____ Extracted entries

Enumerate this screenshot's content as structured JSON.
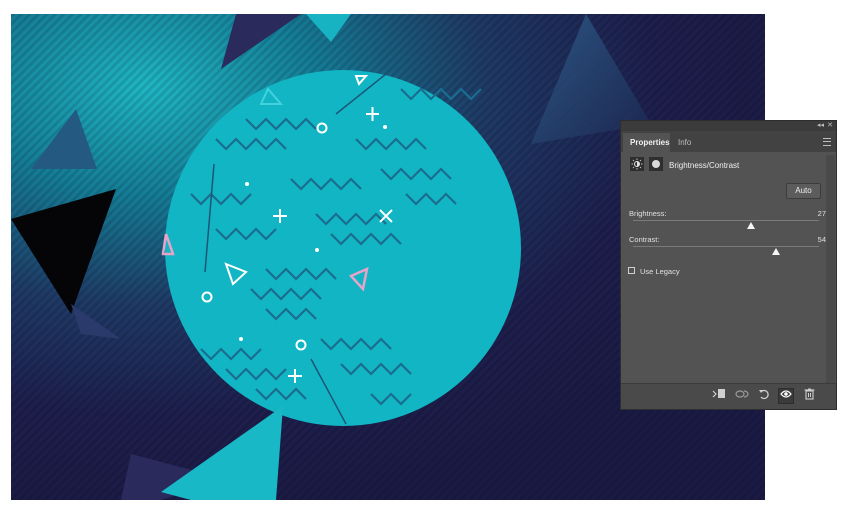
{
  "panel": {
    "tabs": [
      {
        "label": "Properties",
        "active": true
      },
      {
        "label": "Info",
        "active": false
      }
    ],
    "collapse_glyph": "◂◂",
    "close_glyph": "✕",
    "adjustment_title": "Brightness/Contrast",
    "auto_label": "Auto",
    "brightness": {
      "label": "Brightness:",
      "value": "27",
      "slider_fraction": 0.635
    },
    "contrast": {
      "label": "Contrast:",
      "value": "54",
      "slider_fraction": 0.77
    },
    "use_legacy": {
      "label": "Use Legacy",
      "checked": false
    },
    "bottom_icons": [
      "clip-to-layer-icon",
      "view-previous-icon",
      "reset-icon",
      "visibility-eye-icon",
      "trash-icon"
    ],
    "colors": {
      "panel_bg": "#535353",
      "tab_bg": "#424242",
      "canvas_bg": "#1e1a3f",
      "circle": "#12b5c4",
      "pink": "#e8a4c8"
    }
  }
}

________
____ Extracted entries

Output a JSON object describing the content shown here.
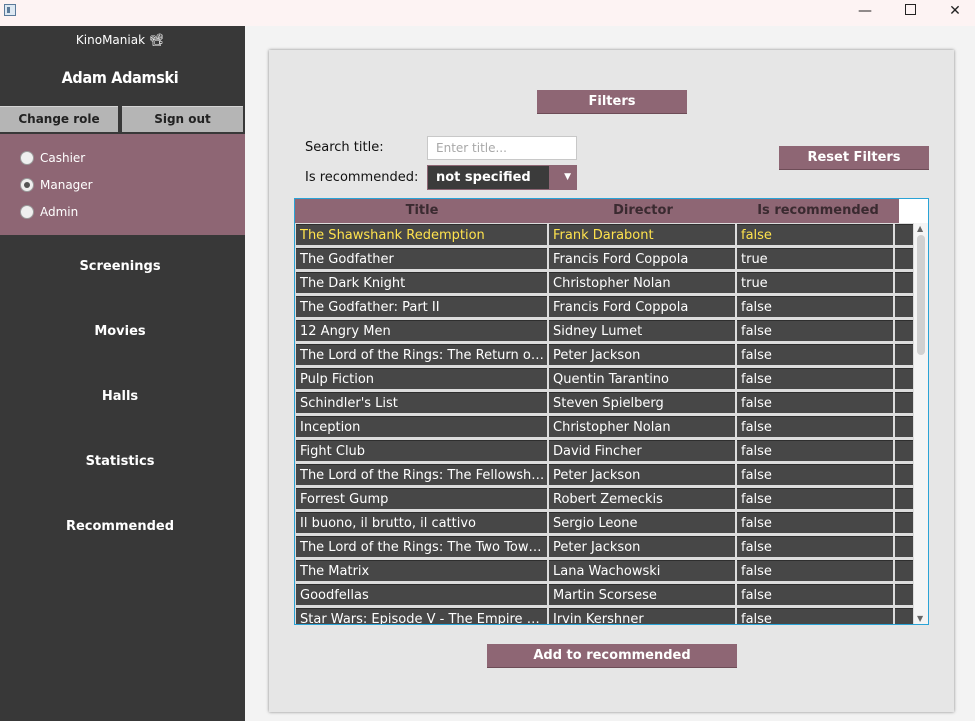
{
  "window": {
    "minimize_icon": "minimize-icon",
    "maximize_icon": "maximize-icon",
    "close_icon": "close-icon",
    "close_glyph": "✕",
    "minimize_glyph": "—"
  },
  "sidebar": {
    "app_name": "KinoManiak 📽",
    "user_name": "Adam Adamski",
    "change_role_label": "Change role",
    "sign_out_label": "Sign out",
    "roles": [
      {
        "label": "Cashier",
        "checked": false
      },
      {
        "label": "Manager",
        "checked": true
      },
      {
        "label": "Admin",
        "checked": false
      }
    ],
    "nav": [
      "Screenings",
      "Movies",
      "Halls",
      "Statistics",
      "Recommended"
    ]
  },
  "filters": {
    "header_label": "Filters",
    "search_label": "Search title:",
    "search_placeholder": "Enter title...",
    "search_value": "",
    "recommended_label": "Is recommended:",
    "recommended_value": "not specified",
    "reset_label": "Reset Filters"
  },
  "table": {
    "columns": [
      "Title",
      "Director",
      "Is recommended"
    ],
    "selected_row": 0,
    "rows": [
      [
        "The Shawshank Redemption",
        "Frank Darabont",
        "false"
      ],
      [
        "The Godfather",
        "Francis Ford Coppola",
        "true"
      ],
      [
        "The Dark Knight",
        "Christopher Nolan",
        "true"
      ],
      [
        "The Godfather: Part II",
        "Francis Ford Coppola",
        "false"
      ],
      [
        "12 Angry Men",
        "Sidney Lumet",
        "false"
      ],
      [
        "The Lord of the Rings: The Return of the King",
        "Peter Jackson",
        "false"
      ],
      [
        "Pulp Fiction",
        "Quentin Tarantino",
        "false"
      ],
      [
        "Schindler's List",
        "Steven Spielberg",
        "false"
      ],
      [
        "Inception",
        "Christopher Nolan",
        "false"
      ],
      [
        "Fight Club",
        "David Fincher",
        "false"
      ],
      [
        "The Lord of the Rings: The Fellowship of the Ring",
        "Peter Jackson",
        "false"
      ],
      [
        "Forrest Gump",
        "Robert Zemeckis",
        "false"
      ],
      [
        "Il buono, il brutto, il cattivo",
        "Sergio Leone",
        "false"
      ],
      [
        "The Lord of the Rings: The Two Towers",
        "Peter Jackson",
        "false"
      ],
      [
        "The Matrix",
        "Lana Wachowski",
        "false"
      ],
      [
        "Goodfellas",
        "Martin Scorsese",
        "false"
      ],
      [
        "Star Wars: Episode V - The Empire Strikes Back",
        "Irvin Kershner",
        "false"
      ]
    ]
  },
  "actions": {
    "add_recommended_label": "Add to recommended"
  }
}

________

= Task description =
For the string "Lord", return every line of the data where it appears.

= Reply to the exercise =
        "The Lord of the Rings: The Return of the King",
        "The Lord of the Rings: The Fellowship of the Ring",
        "The Lord of the Rings: The Two Towers",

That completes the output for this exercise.